#### [STUDY MATERIAL]

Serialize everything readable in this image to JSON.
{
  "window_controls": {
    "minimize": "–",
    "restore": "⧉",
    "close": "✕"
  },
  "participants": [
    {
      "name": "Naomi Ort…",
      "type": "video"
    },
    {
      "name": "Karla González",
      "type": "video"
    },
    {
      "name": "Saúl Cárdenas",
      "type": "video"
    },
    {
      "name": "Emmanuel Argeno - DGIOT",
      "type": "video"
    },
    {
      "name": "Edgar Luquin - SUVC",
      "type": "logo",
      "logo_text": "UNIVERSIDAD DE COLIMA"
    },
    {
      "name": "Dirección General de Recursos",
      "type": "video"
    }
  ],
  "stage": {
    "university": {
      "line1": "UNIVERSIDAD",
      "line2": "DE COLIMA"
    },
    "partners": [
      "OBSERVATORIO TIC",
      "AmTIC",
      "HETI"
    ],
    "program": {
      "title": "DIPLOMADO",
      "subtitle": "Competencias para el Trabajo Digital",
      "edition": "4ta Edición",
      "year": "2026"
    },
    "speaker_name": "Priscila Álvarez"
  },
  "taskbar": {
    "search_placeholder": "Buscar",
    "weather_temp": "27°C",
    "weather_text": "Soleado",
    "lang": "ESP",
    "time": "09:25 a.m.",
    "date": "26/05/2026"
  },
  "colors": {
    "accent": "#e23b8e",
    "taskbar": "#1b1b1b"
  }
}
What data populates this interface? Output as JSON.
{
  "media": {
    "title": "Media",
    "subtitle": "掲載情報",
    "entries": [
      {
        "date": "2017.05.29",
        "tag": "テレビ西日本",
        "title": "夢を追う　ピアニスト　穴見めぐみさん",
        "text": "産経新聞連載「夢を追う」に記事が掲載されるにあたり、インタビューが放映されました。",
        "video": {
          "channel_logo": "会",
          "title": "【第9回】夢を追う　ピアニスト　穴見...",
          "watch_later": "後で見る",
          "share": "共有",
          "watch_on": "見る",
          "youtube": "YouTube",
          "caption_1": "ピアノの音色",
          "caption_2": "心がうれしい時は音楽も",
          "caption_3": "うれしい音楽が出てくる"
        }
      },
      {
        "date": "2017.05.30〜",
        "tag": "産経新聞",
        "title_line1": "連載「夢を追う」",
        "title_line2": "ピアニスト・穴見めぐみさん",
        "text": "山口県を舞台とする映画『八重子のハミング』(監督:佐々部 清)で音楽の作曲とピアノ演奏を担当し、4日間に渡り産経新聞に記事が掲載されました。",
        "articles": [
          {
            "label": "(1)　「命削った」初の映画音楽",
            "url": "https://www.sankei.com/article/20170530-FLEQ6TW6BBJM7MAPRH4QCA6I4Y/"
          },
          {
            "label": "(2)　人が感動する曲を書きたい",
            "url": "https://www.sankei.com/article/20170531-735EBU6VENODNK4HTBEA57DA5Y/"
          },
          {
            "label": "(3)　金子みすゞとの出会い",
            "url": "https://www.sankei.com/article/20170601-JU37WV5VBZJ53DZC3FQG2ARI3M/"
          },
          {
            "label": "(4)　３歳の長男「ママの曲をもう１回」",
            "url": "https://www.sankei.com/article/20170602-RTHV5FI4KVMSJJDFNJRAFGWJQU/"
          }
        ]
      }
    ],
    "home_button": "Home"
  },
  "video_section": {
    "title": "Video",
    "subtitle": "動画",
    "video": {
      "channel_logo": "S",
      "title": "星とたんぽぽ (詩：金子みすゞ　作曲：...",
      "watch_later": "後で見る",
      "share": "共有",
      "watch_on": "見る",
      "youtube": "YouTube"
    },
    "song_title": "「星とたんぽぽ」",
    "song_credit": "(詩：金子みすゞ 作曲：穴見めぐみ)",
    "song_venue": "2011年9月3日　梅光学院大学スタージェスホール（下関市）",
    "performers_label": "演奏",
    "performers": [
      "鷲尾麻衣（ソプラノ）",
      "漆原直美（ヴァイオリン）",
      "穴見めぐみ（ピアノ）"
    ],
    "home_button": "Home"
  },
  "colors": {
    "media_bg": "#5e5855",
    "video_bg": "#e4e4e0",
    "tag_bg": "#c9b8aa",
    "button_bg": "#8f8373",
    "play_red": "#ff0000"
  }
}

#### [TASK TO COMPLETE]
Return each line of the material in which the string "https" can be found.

#### [SOLUTION]
            "url": "https://www.sankei.com/article/20170530-FLEQ6TW6BBJM7MAPRH4QCA6I4Y/"
            "url": "https://www.sankei.com/article/20170531-735EBU6VENODNK4HTBEA57DA5Y/"
            "url": "https://www.sankei.com/article/20170601-JU37WV5VBZJ53DZC3FQG2ARI3M/"
            "url": "https://www.sankei.com/article/20170602-RTHV5FI4KVMSJJDFNJRAFGWJQU/"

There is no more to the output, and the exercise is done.